Regina de Miguel, “Isla Decepción”, 2017

The Botín Centre in Santander hosts the exhibition "Collecting processes: 25 years of Itineraries" which brings together the work of 25 of the 210 scholarship recipients who, to date, have enjoyed the Botín Foundation Plastic Arts Scholarship, started in 1993. With the works Lara Almárcegui, Basma Alsharif, Leonor Antunes, Javier Arce, Erick Beltrán, David Bestué, Bleda and Rosa, Nuno Cera, Patricia Dauder, Patricia Esquivias, Karlos Gil, Carlos Irijalba, Adrià Julià, Juan López, Rogelio López Cuenca, Renata Lucas, Mateo Maté, Jorge Méndez Blake, Regina de Miguel, Leticia Ramos, Fernando Sánchez Castillo, Teresa Solar Abboud, Leonor Serrano Rivas, Jorge Yeregui, David Zink-Yi, the exhibition is a good example of up-to-date and young contemporary art contributed by artists with very diverse profiles.

Clemente Bernad. Series “Ante el umbral”, Madrid, 2020

The Reina Sofía Museum wanted to create a visual chronicle of what the confinement and the tragic numbers of infected and deceased have meant for the lives of many of us: a tale of pain, nostalgia and uncertainty made by the photographer Clemente Bernad. This exhibition, curated by Jorge Moreno Andrés, is entitled “Before the threshold”, a title that expresses the strange sensation that occurs when faced with something new and unknown, something that we cannot control or avoid, and that we all must go through. The alteration imposed on our lives unexpectedly is reflected in the streets, transformed into places of solitude and abandonment where life has been paralysed.

Mario Merz / No title, Triplo Igloo, 1984 MAXXI Collection

At the IVAM, the exhibition "What is our home?" brings together works from the IVAM collection and the MAXXI centre in Rome to propose a reflection on the space we inhabit seen from a personal and social perspective. It is about investigating the value that these spaces have as a home or refuge, as well as part of a city or community.

The exhibition, curated by José Miguel G. Cortés, also wants to delve into the feeling of those who feel like foreigners anywhere, because they do not identify with the habits or customs of the society, they do not fit into these social patterns, and home becomes the only shelter space that can adapt to their identity needs.

Martha Rosler, frame from “Backyard Economy I-II”, 1974 © Courtesy of Martha Rosler, 2020

Es Baluard Museu is committed to video creation and performance and hosts the monographic exhibition “Martha Rosler.

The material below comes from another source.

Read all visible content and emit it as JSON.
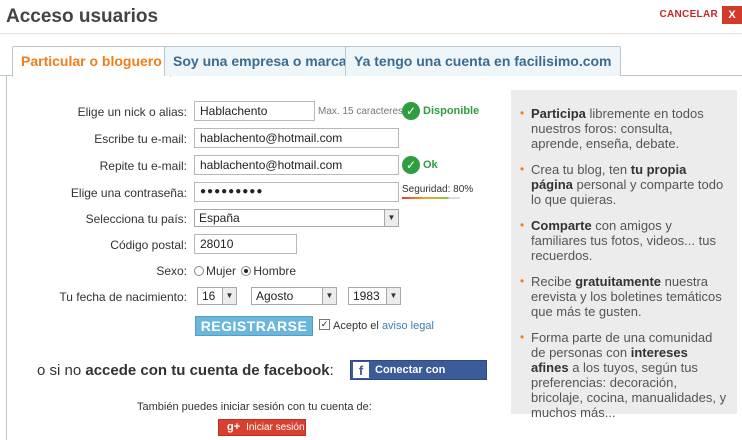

How do we get there from here?” dedicated to this New York artist who pioneered the use of video as a mechanism for social and political analysis. This exhibition includes various works, from video to photography and several publications, which synthesise her main lines of discourse. Her concern for public policies and the social equality of women has led her to actively participate in numerous social movements in La Havana, New York, Mexico DC or Barcelona, and these experiences are present in one way or another in her work.

With the curatorship of Inma Prieto, a selection has been made within the abundant production of this artist, which presents one of the most coherent careers in towards-the-new-Millenium contemporary art.

Image from file, via meiac.es/turbulence/archive/acceso.html

The MEIAC - Museo Extremeño e Iberoamericano de Arte Contemporáneo, host the works of the prestigious international digital art archive "Turbulence", a platform dedicated to network and hybrid art. In view of the inevitable closure of this institution, the MEIAC has offered to host all this valuable content collected since 1996. The uploading of the file also served as an opportunity to restore numerous pieces and convert formats so that files that had become obsolete remain readable by new systems. A huge job of conservation and updating that can be enjoyed online today. The archive is made up of hundreds of digital works from around the world that can now be visited remotely.